[Dataset rows describing interfaces]
=== Begin Enclosure ===
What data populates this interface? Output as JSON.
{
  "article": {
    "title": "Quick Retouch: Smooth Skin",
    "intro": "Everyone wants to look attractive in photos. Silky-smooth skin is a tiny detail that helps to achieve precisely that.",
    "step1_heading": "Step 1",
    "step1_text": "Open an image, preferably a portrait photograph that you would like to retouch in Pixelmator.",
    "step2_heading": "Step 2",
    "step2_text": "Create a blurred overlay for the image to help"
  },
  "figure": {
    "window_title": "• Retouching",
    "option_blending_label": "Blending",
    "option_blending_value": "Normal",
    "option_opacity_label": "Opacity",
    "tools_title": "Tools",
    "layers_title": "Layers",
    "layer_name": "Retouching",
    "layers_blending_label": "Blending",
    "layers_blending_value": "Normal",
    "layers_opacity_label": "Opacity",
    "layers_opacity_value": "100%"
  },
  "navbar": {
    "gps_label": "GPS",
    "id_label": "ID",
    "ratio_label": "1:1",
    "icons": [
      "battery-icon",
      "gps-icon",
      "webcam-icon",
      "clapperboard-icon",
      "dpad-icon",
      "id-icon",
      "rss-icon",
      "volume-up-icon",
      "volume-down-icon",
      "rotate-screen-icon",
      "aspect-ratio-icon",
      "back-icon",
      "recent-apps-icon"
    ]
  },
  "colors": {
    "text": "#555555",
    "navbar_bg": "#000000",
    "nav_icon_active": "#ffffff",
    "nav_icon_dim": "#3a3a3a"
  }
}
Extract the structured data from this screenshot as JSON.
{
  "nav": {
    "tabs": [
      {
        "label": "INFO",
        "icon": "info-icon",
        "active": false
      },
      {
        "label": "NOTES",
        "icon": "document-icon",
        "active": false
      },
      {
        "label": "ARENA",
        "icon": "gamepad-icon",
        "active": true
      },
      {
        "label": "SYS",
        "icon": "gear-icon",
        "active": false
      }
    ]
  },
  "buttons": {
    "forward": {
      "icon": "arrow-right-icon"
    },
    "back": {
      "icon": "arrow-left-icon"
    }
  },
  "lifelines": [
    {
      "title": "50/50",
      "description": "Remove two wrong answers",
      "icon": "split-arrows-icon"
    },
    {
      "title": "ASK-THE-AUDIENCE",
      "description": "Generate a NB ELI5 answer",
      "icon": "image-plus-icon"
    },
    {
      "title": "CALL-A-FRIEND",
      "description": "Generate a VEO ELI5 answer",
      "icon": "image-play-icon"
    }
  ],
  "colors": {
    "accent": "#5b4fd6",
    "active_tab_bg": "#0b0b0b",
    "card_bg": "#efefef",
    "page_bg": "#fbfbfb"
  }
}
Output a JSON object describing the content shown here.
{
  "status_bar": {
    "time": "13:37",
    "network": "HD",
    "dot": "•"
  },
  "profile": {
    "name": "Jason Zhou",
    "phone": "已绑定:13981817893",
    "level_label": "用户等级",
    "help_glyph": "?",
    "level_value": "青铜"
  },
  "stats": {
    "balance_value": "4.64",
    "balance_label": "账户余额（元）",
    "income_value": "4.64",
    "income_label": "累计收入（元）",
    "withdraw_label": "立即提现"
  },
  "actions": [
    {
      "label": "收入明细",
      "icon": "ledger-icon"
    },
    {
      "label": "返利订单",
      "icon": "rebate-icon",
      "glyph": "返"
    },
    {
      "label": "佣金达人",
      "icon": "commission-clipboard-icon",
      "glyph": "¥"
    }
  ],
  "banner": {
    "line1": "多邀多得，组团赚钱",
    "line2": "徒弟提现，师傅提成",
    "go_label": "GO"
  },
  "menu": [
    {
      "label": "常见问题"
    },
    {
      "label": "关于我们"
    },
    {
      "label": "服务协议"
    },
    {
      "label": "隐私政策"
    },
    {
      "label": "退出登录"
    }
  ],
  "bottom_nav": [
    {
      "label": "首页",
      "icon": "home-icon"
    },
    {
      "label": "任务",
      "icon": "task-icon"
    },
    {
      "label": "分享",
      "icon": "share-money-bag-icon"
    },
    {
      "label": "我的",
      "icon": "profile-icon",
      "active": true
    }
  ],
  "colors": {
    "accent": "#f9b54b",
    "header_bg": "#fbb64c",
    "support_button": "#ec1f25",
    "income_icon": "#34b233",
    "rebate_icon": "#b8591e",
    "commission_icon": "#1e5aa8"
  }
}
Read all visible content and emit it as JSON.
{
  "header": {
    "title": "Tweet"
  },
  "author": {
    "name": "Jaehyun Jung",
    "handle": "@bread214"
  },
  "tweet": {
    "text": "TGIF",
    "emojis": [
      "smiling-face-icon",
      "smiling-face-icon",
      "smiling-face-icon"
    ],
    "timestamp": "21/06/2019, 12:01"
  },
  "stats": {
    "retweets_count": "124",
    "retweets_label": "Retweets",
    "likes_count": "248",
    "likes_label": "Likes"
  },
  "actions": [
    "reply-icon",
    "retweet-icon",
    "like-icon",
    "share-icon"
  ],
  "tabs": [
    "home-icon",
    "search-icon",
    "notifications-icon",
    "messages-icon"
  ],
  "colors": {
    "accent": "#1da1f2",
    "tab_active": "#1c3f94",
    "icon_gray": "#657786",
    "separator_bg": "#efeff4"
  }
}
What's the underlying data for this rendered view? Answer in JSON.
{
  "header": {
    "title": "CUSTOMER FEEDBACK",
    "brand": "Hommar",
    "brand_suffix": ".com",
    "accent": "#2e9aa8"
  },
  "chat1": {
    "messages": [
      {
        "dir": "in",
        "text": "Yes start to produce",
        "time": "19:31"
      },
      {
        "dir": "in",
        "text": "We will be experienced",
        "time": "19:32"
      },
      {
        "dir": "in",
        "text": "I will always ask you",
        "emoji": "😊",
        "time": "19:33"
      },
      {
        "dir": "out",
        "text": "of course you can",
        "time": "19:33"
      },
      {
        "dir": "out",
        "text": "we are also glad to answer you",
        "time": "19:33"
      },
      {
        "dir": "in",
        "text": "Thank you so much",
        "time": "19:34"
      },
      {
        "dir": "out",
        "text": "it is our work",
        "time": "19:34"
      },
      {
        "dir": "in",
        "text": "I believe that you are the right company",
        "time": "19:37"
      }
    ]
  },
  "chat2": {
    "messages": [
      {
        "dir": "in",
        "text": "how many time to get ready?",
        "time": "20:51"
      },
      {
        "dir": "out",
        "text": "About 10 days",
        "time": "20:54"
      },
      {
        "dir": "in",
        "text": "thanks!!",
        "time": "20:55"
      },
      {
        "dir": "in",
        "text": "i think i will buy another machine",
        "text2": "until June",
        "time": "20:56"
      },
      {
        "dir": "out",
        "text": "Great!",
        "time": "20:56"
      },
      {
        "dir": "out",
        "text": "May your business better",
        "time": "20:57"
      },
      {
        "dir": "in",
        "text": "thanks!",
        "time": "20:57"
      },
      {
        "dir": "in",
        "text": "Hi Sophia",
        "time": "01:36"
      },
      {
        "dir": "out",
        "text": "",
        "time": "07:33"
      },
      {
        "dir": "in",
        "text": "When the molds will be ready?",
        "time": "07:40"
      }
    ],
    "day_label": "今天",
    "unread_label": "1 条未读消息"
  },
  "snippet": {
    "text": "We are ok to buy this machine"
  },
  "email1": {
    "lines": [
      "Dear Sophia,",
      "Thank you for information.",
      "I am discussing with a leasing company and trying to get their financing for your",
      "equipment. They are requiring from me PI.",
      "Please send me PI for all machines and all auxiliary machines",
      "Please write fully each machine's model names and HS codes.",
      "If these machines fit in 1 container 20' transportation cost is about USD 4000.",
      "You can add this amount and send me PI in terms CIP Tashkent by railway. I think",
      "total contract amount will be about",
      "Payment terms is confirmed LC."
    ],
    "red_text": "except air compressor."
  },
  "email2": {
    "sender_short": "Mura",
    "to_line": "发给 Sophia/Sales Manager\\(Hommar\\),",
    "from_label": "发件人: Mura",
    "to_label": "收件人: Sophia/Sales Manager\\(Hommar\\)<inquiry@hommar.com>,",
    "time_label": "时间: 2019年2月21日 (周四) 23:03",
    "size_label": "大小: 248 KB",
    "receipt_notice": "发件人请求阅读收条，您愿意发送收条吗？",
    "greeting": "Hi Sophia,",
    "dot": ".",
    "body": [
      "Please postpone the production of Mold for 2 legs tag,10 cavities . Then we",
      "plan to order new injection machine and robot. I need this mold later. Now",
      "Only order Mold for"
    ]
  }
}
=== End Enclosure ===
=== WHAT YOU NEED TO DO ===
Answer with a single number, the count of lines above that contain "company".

=== TASK RESULT ===
2